Degree Granting Department
Psychological and Social Foundations
Shannon M. Suldo, Ph.D.
Linda Raffaele-Mendez, Ph.D.
Ellis Gesten, Ph.D.
Robert Dedrick, Ph.D.
wellness promotion, life satisfaction, positive affect, negative affect, therapeutic relationship, social self-efficacy, parent support, placebo effect, common factors of therapeutic change, youth intervention, group therapy
This study investigated the variance in subjective well-being (SWB) of early adolescents (n = 54) exposed to a positive psychology intervention aimed at increasing positive affect and life satisfaction as well as decreasing negative affect through intentional activities (e.g., gratitude journals, acts of kindness, use of character strengths, optimistic thinking). Understanding how to increase SWB among youth is important because of its associations with positive indicators of psychological and academic functioning. However, prior research is limited regarding interventions targeting SWB in youth and excludes the relation of common factors of therapeutic change.

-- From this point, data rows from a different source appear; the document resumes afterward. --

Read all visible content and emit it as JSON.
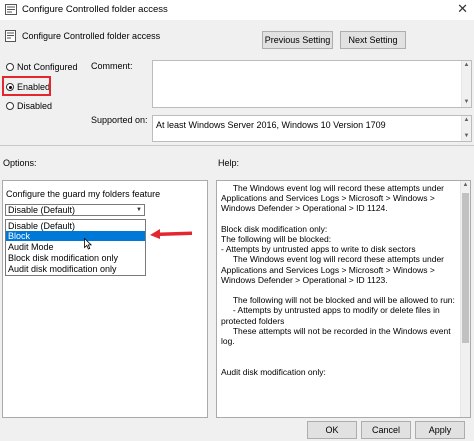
{
  "window": {
    "title": "Configure Controlled folder access",
    "close_glyph": "✕"
  },
  "header": {
    "policy_title": "Configure Controlled folder access",
    "prev_button": "Previous Setting",
    "next_button": "Next Setting"
  },
  "state": {
    "not_configured": "Not Configured",
    "enabled": "Enabled",
    "disabled": "Disabled",
    "selected": "Enabled"
  },
  "comment": {
    "label": "Comment:",
    "value": ""
  },
  "supported": {
    "label": "Supported on:",
    "value": "At least Windows Server 2016, Windows 10 Version 1709"
  },
  "options": {
    "label": "Options:",
    "feature_label": "Configure the guard my folders feature",
    "dropdown_value": "Disable (Default)",
    "dropdown_items": [
      "Disable (Default)",
      "Block",
      "Audit Mode",
      "Block disk modification only",
      "Audit disk modification only"
    ],
    "selected_item": "Block"
  },
  "help": {
    "label": "Help:",
    "text": "     The Windows event log will record these attempts under Applications and Services Logs > Microsoft > Windows > Windows Defender > Operational > ID 1124.\n\nBlock disk modification only:\nThe following will be blocked:\n- Attempts by untrusted apps to write to disk sectors\n     The Windows event log will record these attempts under Applications and Services Logs > Microsoft > Windows > Windows Defender > Operational > ID 1123.\n\n     The following will not be blocked and will be allowed to run:\n     - Attempts by untrusted apps to modify or delete files in protected folders\n     These attempts will not be recorded in the Windows event log.\n\n\nAudit disk modification only:"
  },
  "footer": {
    "ok": "OK",
    "cancel": "Cancel",
    "apply": "Apply"
  },
  "colors": {
    "highlight_red": "#e2282e",
    "selection_blue": "#0078d7"
  }
}
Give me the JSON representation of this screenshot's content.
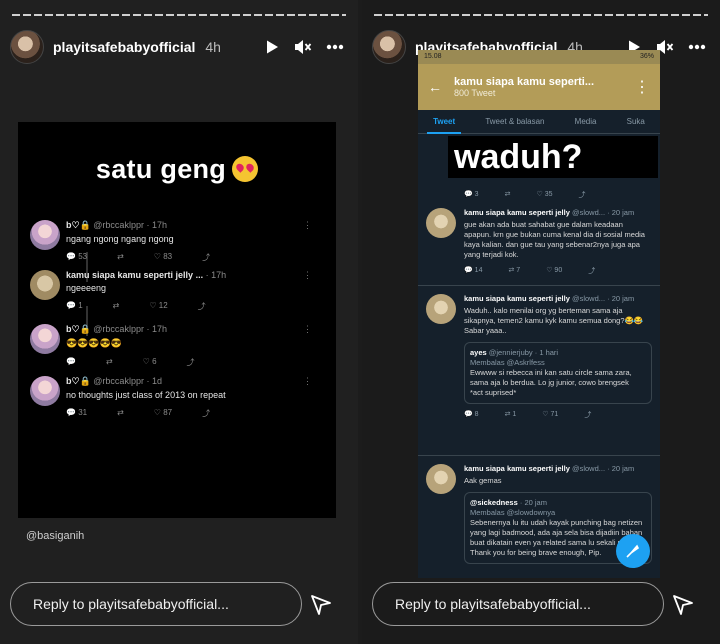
{
  "stories": [
    {
      "username": "playitsafebabyofficial",
      "time": "4h",
      "reply_placeholder": "Reply to playitsafebabyofficial...",
      "card": {
        "title": "satu geng",
        "tweets": [
          {
            "name": "b♡🔒",
            "handle": "@rbccaklppr · 17h",
            "text": "ngang ngong ngang ngong",
            "counts": [
              "53",
              "",
              "83",
              ""
            ]
          },
          {
            "name": "kamu siapa kamu seperti jelly ...",
            "handle": "· 17h",
            "text": "ngeeeeng",
            "counts": [
              "1",
              "",
              "12",
              ""
            ]
          },
          {
            "name": "b♡🔒",
            "handle": "@rbccaklppr · 17h",
            "text": "😎😎😎😎😎",
            "counts": [
              "",
              "",
              "6",
              ""
            ]
          },
          {
            "name": "b♡🔒",
            "handle": "@rbccaklppr · 1d",
            "text": "no thoughts just class of 2013 on repeat",
            "counts": [
              "31",
              "",
              "87",
              ""
            ]
          }
        ]
      },
      "credit": "@basiganih"
    },
    {
      "username": "playitsafebabyofficial",
      "time": "4h",
      "reply_placeholder": "Reply to playitsafebabyofficial...",
      "phone": {
        "status_time": "15.08",
        "status_right": "36%",
        "title": "kamu siapa kamu seperti...",
        "subtitle": "800 Tweet",
        "tabs": [
          "Tweet",
          "Tweet & balasan",
          "Media",
          "Suka"
        ],
        "overlay_text": "waduh?",
        "top_counts": [
          "3",
          "",
          "35",
          ""
        ],
        "tweets": [
          {
            "name": "kamu siapa kamu seperti jelly",
            "handle": "@slowd... · 20 jam",
            "text": "gue akan ada buat sahabat gue dalam keadaan apapun. krn gue bukan cuma kenal dia di sosial media kaya kalian. dan gue tau yang sebenar2nya juga apa yang terjadi kok.",
            "counts": [
              "14",
              "7",
              "90",
              ""
            ]
          },
          {
            "name": "kamu siapa kamu seperti jelly",
            "handle": "@slowd... · 20 jam",
            "text": "Waduh.. kalo menilai org yg berteman sama aja sikapnya, temen2 kamu kyk kamu semua dong?😂😂 Sabar yaaa..",
            "counts": [
              "8",
              "1",
              "71",
              ""
            ],
            "quote": {
              "name": "ayes",
              "handle": "@jennierjuby · 1 hari",
              "reply_to": "Membalas @Askrlfess",
              "text": "Ewwww si rebecca ini kan satu circle sama zara, sama aja lo berdua. Lo jg junior, cowo brengsek",
              "extra": "*act suprised*"
            }
          },
          {
            "name": "kamu siapa kamu seperti jelly",
            "handle": "@slowd... · 20 jam",
            "text": "Aak gemas",
            "quote": {
              "name": "@sickedness",
              "handle": "· 20 jam",
              "reply_to": "Membalas @slowdownya",
              "text": "Sebenernya lu itu udah kayak punching bag netizen yang lagi badmood, ada aja sela bisa dijadiin bahan buat dikatain even ya related sama lu sekali pun. Thank you for being brave enough, Pip."
            }
          }
        ]
      }
    }
  ]
}
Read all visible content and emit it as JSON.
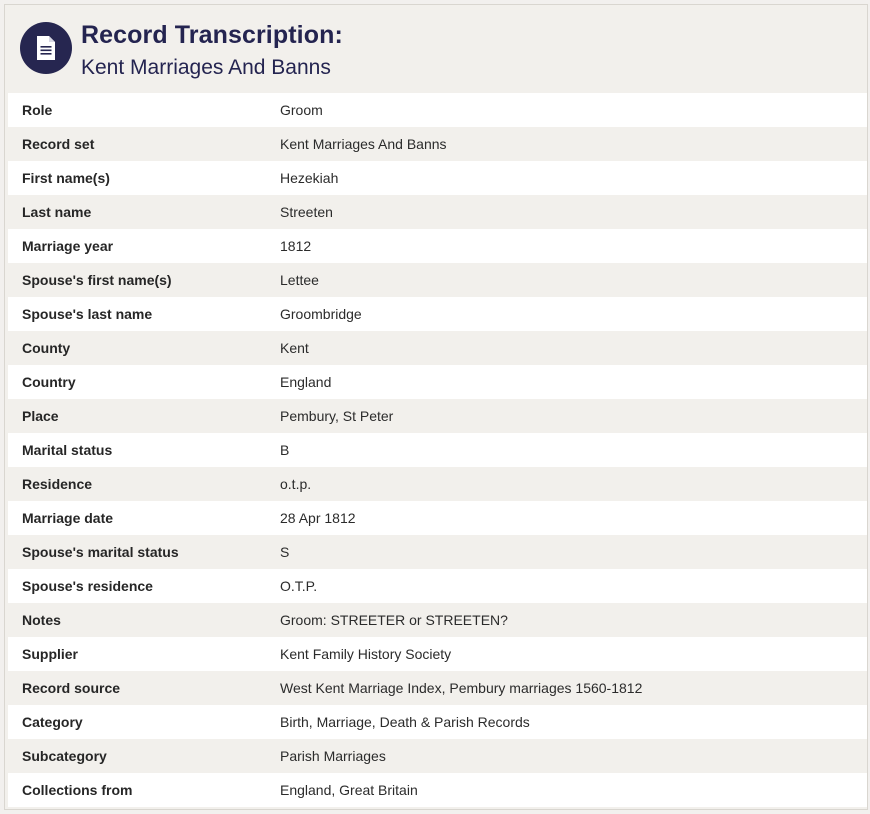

Based on the literature regarding therapeutic change, youth factors (i.e., parent support, social self-efficacy), therapeutic alliance, and participant expectancy for change were investigated to determine possible relation beyond the effects of intervention. Results of simultaneous multiple regression analyses indicate that specific common factors (i.e., expectancy, child-rated alliance, social self-efficacy), but not the SWB intervention, significantly relate to positive affect; further, data trends indicate the probable relation of positive psychology intervention to life satisfaction. Other data trends and indications for future research are discussed.
Scholar Commons Citation
Savage, Jessica A., "Increasing Adolescents' Subjective Well-Being: Effects of a Positive Psychology Intervention in Comparison to the Effects of Therapeutic Alliance, Youth Factors, and Expectancy for Change" (2011). Graduate Theses and Dissertations.